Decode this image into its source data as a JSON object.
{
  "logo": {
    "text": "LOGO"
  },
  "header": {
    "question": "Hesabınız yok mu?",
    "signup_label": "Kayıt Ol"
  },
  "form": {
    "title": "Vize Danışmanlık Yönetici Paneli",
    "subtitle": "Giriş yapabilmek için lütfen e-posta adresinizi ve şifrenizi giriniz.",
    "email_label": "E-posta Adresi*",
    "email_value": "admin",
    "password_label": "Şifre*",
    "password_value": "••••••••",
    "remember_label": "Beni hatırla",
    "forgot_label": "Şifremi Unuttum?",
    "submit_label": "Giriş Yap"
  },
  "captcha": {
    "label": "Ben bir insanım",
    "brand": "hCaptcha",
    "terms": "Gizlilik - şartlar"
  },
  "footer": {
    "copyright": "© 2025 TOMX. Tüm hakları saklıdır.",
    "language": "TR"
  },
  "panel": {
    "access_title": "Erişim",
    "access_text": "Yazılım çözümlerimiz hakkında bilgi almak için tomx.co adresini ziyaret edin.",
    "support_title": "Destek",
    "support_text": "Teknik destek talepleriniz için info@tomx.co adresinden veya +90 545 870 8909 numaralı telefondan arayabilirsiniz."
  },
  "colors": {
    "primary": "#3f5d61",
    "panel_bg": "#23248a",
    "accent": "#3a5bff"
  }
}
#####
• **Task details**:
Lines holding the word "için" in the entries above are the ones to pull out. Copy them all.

• **Answer for this exercise**:
    "subtitle": "Giriş yapabilmek için lütfen e-posta adresinizi ve şifrenizi giriniz.",
    "access_text": "Yazılım çözümlerimiz hakkında bilgi almak için tomx.co adresini ziyaret edin.",
    "support_text": "Teknik destek talepleriniz için info@tomx.co adresinden veya +90 545 870 8909 numaralı telefondan arayabilirsiniz."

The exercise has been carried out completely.